ABOUT THIS BOOK
Although the linking of "ethics" and "politics" may seem more like the ingredients for a comedian's monologue, it is a sober issue and one that affects every American—especially when it comes to state politics, where the cynical might say ethics can never survive. To find examples of the latest corruption du jour, all one has to do is turn to the newspaper, or switch on the local newscast (think Illinois and New Jersey).
Scandals have been ubiquitous since the beginning of the Republic, but it wasn't until 1954 that ethical self-regulation began to move legislatively beyond bribery statutes to address deeper issues—those which, in New York Governor Thomas Dewey's words, skulked in the "shadowlands of conduct." Rosenson begins her exploration with that moment when New York became the first state to enact a general ethics law, setting standards and guidelines for behavior. Unforgiving and illuminating, she examines the many laws that have been enacted since and the reasons that many of these law came into being.

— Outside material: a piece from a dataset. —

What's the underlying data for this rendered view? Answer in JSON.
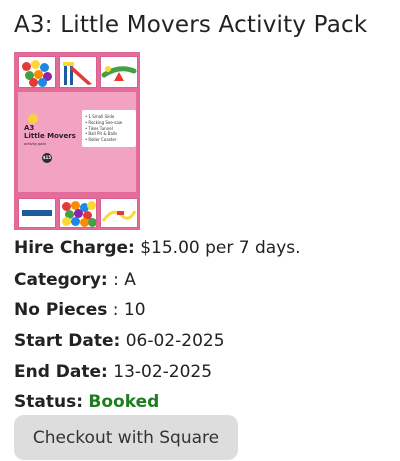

It is crucial to the functioning of a democratic government to understand how and why ethics laws vary across legislatures, and it is surprising to discover that many states have become far more stringent than the U.S. Congress in laws and regulations. Using both qualitative historical sources and rigorous statistical analysis, Rosenson examines when and why, from 1954 to the present, legislators have enacted ethics laws that seem to threaten their own well-being. Among the economic, political, and institutional factors considered that have helped or hindered the passage of these laws, the most consistent was pure scandal, abetted by the media. To have good government, one must be able to trust it, and this book can help all citizens understand and find their way out of the shadowlands into the light.